Did you know India has its very own Piccadilly Circus? It’s true. Check out the picnic spot at Tridhara where two streams intersect.

You can learn about the ecology of Pachmarhi while you are here by visiting Bison Lodge. This is the first house in Pachmarhi. It has been converted into a museum.

A National Park by the name of Satpura National has been initiated here in 1981. Drench yourself in the topography of Pachmarhi that offers you some of the most wonderful sights ever known to man. The yawning gorges, lofty mountains, creeks and waterfalls will welcome you in its fold. You will find bears, blue-bull, leopard, bison, the four-horned deer and tigers.

Sacred places of Pachmarhi

A great many caves are found in Pachmarhi. You must visit the shrine which stands atop Mahadeo hill. It is dedicated to Lord Shiva. There’s a cave with motivating paintings from as far back as 1000 BC next to the shrine.


Another interesting and sacred cave is called Jatashankar. It gets its name because of the formation of rocks that bear resemblance to the matted locks of Lord Shiva. These can be pretty beguiling. The natural formation of the rocks here is mind boggling. One of the shapes reminds you of the giant serpent hood in the breezy shadowy cave. This is called the Samadhistha Shiva. To get here one must drive 1.5 kilometers out of town and hoof it part of the way. One the way to Jatashankar you will also come across a temple dedicated to Lord Hanuman, with his idol carved out of rock. Harper’s cave too is in the vicinity of Jatashankar caves. This cave has been so named because of a painting portraying a man playing a harp.


The most fascinating of all the caves are the Pandav Caves. The Pandav brothers are said to have stayed here at some point during their 12 year exile. Although it was the Buddhists who carved these caves in the 9th or 10th century AD, they are still popularly known after the Pandav brothers. This hill station gets its name because of the five ancient caves chiseled in rock. The word Panch Marhi actually means five caves. While the dingy cave is called Bhim Kothri, the spotless and well ventilated one is called Draupadi Kuti. Sculpted in sandstone rock, they are now protected monuments. They definitely merit a visit.


Pachmarhi has some churches too. The Catholic Church here was built by the British as far back as 1892. There’s a charming church with stained glass windows and a cemetery that has graves from the year 1859.

The Christ Church is considered a truly superb little church.

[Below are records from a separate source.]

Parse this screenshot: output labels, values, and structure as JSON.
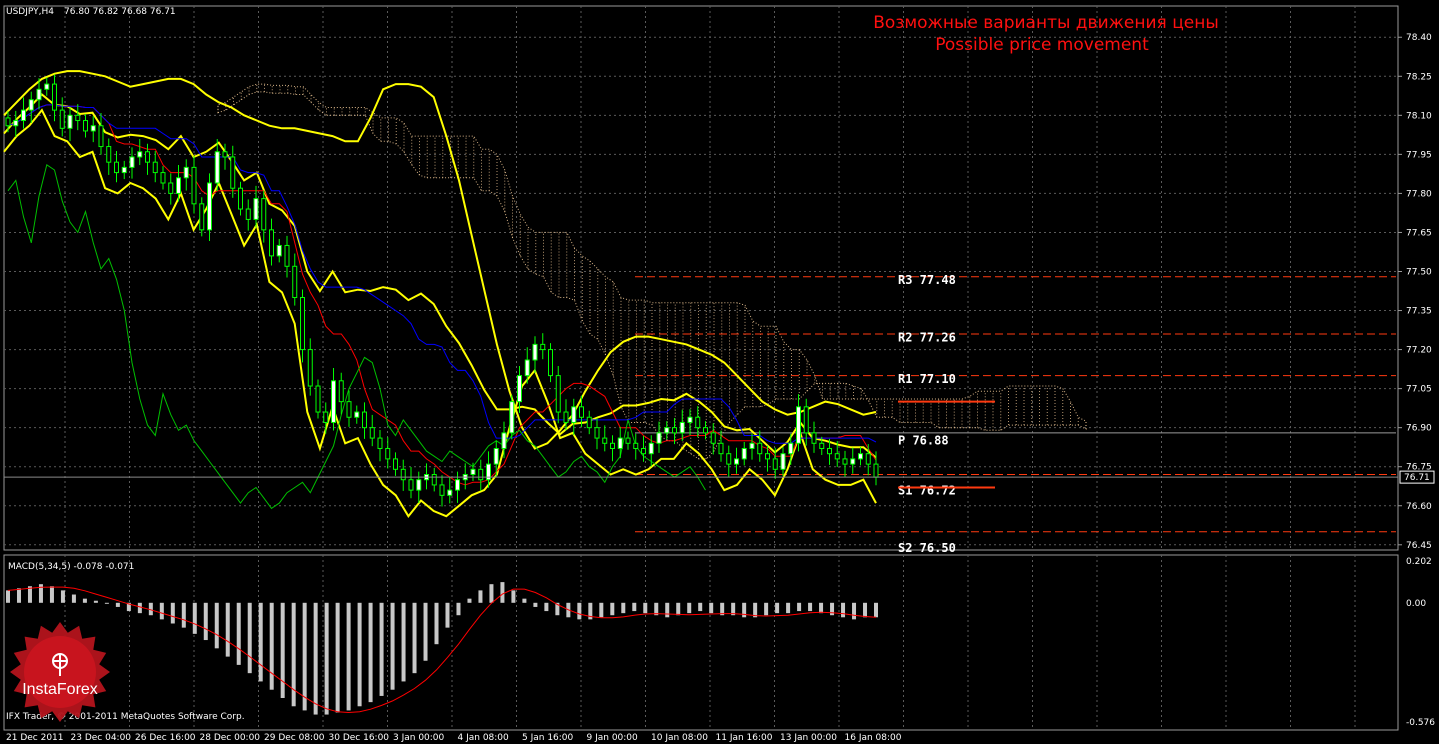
{
  "header": {
    "symbol": "USDJPY,H4",
    "ohlc": "76.80 76.82 76.68 76.71"
  },
  "title": {
    "ru": "Возможные варианты движения цены",
    "en": "Possible price movement"
  },
  "macd_label": "MACD(5,34,5) -0.078 -0.071",
  "copyright": "IFX Trader, © 2001-2011 MetaQuotes Software Corp.",
  "brand": "InstaForex",
  "colors": {
    "background": "#000000",
    "grid": "#5a5a5a",
    "bollinger": "#ffff00",
    "tenkan": "#ff0000",
    "kijun": "#0000ff",
    "chikou": "#00c000",
    "cloud": "#ffd5a0",
    "level_line": "#ff3a10",
    "macd_hist": "#c8c8c8",
    "macd_signal": "#ff0000",
    "bull": "#ffffff",
    "bear": "#00ff00"
  },
  "chart_data": {
    "type": "candlestick",
    "price_axis": {
      "ticks": [
        "78.40",
        "78.25",
        "78.10",
        "77.95",
        "77.80",
        "77.65",
        "77.50",
        "77.35",
        "77.20",
        "77.05",
        "76.90",
        "76.75",
        "76.60",
        "76.45"
      ],
      "current": "76.71",
      "ylim": [
        76.43,
        78.52
      ]
    },
    "time_axis": [
      "21 Dec 2011",
      "23 Dec 04:00",
      "26 Dec 16:00",
      "28 Dec 00:00",
      "29 Dec 08:00",
      "30 Dec 16:00",
      "3 Jan 00:00",
      "4 Jan 08:00",
      "5 Jan 16:00",
      "9 Jan 00:00",
      "10 Jan 08:00",
      "11 Jan 16:00",
      "13 Jan 00:00",
      "16 Jan 08:00"
    ],
    "levels": [
      {
        "name": "R3 77.48",
        "value": 77.48,
        "style": "dashed"
      },
      {
        "name": "R2 77.26",
        "value": 77.26,
        "style": "dashed"
      },
      {
        "name": "R1 77.10",
        "value": 77.1,
        "style": "dashed"
      },
      {
        "name": "P 76.88",
        "value": 76.88,
        "style": "solid"
      },
      {
        "name": "S1 76.72",
        "value": 76.72,
        "style": "dashed"
      },
      {
        "name": "S2 76.50",
        "value": 76.5,
        "style": "dashed"
      }
    ],
    "marked_levels": [
      77.0,
      76.67
    ],
    "close": [
      78.06,
      78.08,
      78.12,
      78.16,
      78.2,
      78.22,
      78.12,
      78.05,
      78.1,
      78.08,
      78.04,
      78.06,
      77.98,
      77.92,
      77.88,
      77.9,
      77.94,
      77.96,
      77.92,
      77.88,
      77.84,
      77.8,
      77.86,
      77.9,
      77.76,
      77.66,
      77.84,
      77.96,
      77.94,
      77.82,
      77.74,
      77.7,
      77.78,
      77.66,
      77.56,
      77.6,
      77.52,
      77.4,
      77.2,
      77.06,
      76.96,
      76.92,
      77.08,
      77.0,
      76.94,
      76.96,
      76.9,
      76.86,
      76.82,
      76.78,
      76.74,
      76.7,
      76.66,
      76.7,
      76.72,
      76.68,
      76.64,
      76.66,
      76.7,
      76.72,
      76.74,
      76.7,
      76.76,
      76.82,
      76.88,
      77.0,
      77.1,
      77.16,
      77.22,
      77.2,
      77.1,
      76.96,
      76.92,
      76.98,
      76.94,
      76.9,
      76.86,
      76.84,
      76.82,
      76.86,
      76.84,
      76.82,
      76.8,
      76.84,
      76.88,
      76.9,
      76.88,
      76.92,
      76.94,
      76.9,
      76.88,
      76.84,
      76.8,
      76.76,
      76.78,
      76.82,
      76.84,
      76.8,
      76.78,
      76.74,
      76.8,
      76.84,
      76.98,
      76.88,
      76.84,
      76.82,
      76.8,
      76.78,
      76.76,
      76.78,
      76.8,
      76.76,
      76.71
    ],
    "bollinger_upper": [
      78.1,
      78.15,
      78.2,
      78.24,
      78.26,
      78.27,
      78.27,
      78.26,
      78.25,
      78.23,
      78.21,
      78.22,
      78.23,
      78.24,
      78.24,
      78.22,
      78.18,
      78.15,
      78.13,
      78.1,
      78.08,
      78.06,
      78.05,
      78.05,
      78.04,
      78.03,
      78.02,
      78.0,
      78.0,
      78.09,
      78.2,
      78.22,
      78.22,
      78.21,
      78.17,
      78.02,
      77.85,
      77.64,
      77.43,
      77.22,
      77.04,
      76.9,
      76.82,
      76.84,
      76.89,
      76.95,
      77.04,
      77.12,
      77.19,
      77.23,
      77.25,
      77.25,
      77.24,
      77.23,
      77.22,
      77.2,
      77.18,
      77.15,
      77.1,
      77.05,
      77.0,
      76.97,
      76.95,
      76.96,
      76.98,
      77.0,
      76.99,
      76.97,
      76.95,
      76.96
    ],
    "macd_hist": [
      0.06,
      0.07,
      0.08,
      0.09,
      0.08,
      0.06,
      0.04,
      0.02,
      0.01,
      0.0,
      -0.02,
      -0.04,
      -0.05,
      -0.06,
      -0.08,
      -0.1,
      -0.12,
      -0.15,
      -0.18,
      -0.22,
      -0.26,
      -0.3,
      -0.34,
      -0.38,
      -0.42,
      -0.46,
      -0.5,
      -0.52,
      -0.54,
      -0.54,
      -0.53,
      -0.52,
      -0.5,
      -0.48,
      -0.45,
      -0.42,
      -0.38,
      -0.34,
      -0.28,
      -0.2,
      -0.12,
      -0.06,
      0.02,
      0.06,
      0.09,
      0.1,
      0.06,
      0.02,
      -0.02,
      -0.04,
      -0.06,
      -0.07,
      -0.08,
      -0.08,
      -0.07,
      -0.06,
      -0.05,
      -0.04,
      -0.05,
      -0.06,
      -0.07,
      -0.06,
      -0.05,
      -0.04,
      -0.05,
      -0.06,
      -0.06,
      -0.07,
      -0.07,
      -0.06,
      -0.05,
      -0.05,
      -0.04,
      -0.04,
      -0.05,
      -0.06,
      -0.07,
      -0.08,
      -0.07,
      -0.07
    ],
    "macd_axis": {
      "top": "0.202",
      "zero": "0.00",
      "bottom": "-0.576",
      "ylim": [
        -0.576,
        0.202
      ]
    }
  }
}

Built in 1875, it has a bell that can be heard from far and has been here since the time the church was built. The colored window panes have the distinction of having been imported from Europe.